Regional President Hugo Ordonez (brother of Juvenal) welcomed 
the Chilean Ambassador to lay flowers in homage to Peruvian 
war heroes, a popular local radio station called out 
anti-Chilean protestors to burn the flowers. 

Cross-Border Commerce and Integration Continues 
--------------------------------------------- -- 
7. (C) Tacna Regional President Ordonez stressed to poloff 
that, despite the maritime dispute, cross border trade with 
Chile is increasing rapidly.  He noted the large numbers of 
Chileans who cross the border daily to find inexpensive 
bookstores, pharmacies, doctors, optometrists, dentists, and 
casinos in Tacna city.  He also highlighted the success of 
Tacna's duty free "Zona Franca", which allows the import of 
electronics, alcohol, and used cars via the port in the 
Chilean town Arica.  Peru's consul in Arica has publicly 
stressed the positive relations between authorities and 
residents along both side of the border and described the 
Nationalist Party protest in April as serving only to 
"disturb the peace existing in this zone."  Our Foreign 
Ministry contacts also emphasize positive bilateral 
cooperation and highlight the success of a series of biannual 
border conferences held between representatives of the two 
countries. 

Comment: Not Just Political Posturing 
------------------------------------- 
8. (C) Peru's appeal to the ICJ enjoys broad political and 
popular support, and represents more than a simple banging on 
the political drums or continued crying over historical spilt 
milk.  Political party and civil society representatives from 
across the spectrum met January 10 under the auspices of the 
National Accord to approve the GOP's plan.  Moreover, 
Peruvian officials appear to believe Peru's legal case is 

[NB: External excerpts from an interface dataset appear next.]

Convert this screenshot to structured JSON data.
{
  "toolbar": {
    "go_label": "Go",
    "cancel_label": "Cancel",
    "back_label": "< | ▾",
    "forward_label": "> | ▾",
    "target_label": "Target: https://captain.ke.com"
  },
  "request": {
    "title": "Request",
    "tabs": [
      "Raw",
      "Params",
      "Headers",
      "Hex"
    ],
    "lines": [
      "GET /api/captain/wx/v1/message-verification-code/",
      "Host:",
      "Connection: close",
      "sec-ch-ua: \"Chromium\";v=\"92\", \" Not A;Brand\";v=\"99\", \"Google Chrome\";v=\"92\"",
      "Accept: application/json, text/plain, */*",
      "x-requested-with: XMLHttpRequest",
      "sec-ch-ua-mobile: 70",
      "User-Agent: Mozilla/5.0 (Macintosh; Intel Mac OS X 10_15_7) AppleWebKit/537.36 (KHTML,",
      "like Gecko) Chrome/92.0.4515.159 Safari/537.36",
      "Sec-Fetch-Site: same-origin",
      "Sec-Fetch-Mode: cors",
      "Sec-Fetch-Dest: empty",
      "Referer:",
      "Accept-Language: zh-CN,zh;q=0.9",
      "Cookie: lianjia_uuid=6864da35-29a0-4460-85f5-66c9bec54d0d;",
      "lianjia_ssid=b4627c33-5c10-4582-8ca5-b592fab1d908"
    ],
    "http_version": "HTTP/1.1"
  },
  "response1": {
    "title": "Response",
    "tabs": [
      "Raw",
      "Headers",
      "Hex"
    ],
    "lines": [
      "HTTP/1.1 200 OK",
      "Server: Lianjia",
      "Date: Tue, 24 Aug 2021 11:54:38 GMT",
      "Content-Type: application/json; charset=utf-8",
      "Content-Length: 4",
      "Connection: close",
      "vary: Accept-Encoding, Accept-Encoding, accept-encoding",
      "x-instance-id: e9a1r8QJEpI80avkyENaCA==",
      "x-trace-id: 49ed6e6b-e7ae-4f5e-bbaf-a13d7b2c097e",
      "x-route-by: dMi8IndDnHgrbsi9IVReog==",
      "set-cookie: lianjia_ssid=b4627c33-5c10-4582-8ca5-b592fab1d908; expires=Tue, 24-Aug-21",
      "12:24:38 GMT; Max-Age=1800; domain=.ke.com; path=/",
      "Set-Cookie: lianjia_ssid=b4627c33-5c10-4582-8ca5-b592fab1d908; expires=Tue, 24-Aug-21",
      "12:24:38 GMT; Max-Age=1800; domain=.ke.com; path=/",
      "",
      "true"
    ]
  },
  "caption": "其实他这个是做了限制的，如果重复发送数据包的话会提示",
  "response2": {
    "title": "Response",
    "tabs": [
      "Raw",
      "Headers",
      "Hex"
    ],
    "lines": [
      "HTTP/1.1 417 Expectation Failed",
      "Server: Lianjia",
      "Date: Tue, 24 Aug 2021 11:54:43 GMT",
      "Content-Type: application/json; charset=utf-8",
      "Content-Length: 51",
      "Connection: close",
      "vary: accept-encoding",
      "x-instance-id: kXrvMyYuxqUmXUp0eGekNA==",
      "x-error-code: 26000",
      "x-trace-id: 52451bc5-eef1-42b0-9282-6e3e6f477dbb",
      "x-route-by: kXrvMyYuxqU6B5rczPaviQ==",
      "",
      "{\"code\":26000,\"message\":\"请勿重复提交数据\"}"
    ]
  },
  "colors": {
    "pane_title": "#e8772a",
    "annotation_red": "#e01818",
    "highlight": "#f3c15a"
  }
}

compelling.  Some have privately said they expect the court 
to draw a new maritime boundary that splits the difference 
between the two countries' claims, as it did in the 
Honduras-Nicaragua dispute.  Rather than an attempt to 

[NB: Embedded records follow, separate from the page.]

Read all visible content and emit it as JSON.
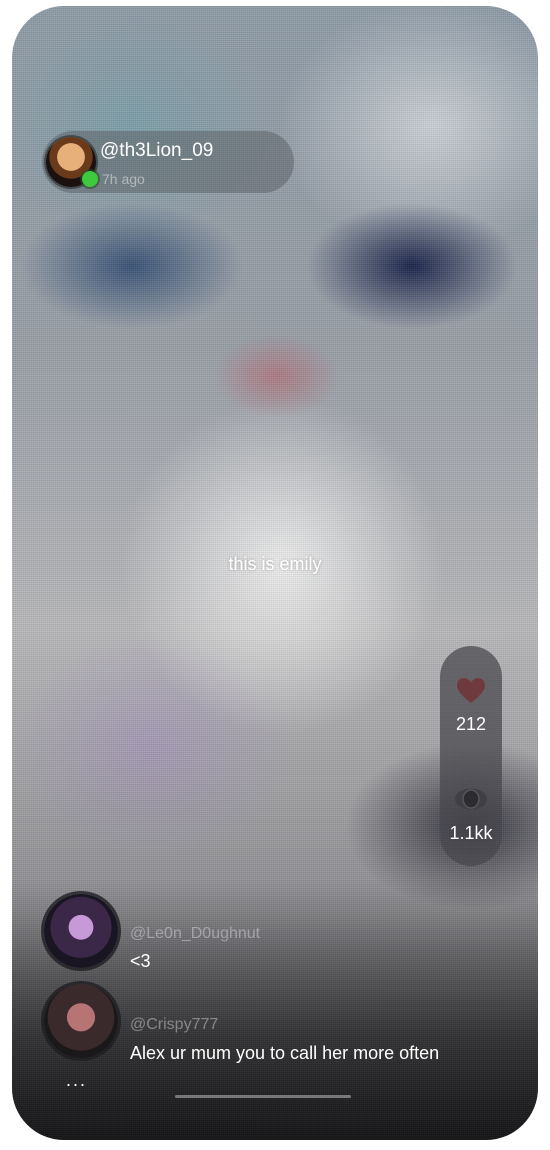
{
  "post": {
    "author": "@th3Lion_09",
    "time": "7h ago",
    "caption": "this is emily"
  },
  "stats": {
    "likes": "212",
    "views": "1.1kk",
    "like_icon": "heart-icon",
    "view_icon": "eye-icon"
  },
  "comments": [
    {
      "user": "@Le0n_D0ughnut",
      "text": "<3"
    },
    {
      "user": "@Crispy777",
      "text": "Alex ur mum you to call her more often"
    }
  ],
  "more": "...",
  "colors": {
    "online": "#3ec93e",
    "stats_bg": "#46464c",
    "heart": "#6e3a3e"
  }
}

further politicize or publicize the case, President Garcia's 
recent appointment of former Defense and Foreign Minister 
Alan Wagner to direct Peru's efforts in The Hague can be read 

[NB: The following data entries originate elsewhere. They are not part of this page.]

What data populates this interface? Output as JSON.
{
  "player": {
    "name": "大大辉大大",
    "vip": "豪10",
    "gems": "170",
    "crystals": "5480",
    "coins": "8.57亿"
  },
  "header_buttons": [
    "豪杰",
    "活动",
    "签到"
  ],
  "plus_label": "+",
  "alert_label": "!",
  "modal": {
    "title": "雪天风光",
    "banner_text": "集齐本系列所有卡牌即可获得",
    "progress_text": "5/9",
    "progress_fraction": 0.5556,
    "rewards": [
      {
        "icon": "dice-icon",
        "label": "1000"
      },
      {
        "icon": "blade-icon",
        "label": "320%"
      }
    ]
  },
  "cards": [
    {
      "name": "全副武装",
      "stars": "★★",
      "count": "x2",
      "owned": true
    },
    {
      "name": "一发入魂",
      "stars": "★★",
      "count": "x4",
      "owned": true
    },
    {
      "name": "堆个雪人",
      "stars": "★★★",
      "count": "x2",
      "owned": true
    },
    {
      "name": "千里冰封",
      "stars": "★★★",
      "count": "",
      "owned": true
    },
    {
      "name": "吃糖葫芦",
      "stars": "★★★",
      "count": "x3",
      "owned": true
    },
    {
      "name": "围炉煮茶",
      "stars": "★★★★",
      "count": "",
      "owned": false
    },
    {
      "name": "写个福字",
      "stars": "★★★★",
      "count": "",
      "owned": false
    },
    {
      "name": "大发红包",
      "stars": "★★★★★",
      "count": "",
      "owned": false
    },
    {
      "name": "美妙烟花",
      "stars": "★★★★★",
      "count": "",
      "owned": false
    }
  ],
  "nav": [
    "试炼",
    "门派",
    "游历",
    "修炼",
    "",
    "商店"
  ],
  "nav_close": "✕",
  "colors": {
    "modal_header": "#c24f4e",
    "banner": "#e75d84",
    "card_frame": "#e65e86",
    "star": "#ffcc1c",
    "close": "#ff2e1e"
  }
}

as a signal of the GOP's commitment to see the issue through 
in earnest.  In a best case scenario, the successful and 
impartial resolution of the maritime boundary issue, 
supported by both countries, would take away a blunt 
instrument wielded by political opportunists and radical 
nationalists to pressure and intimidate the government of the 
day.  This could pave the way to a more robust bilateral 
integration that overcomes the longstanding impediments of 
history. 
NEALON 

=======================CABLE ENDS============================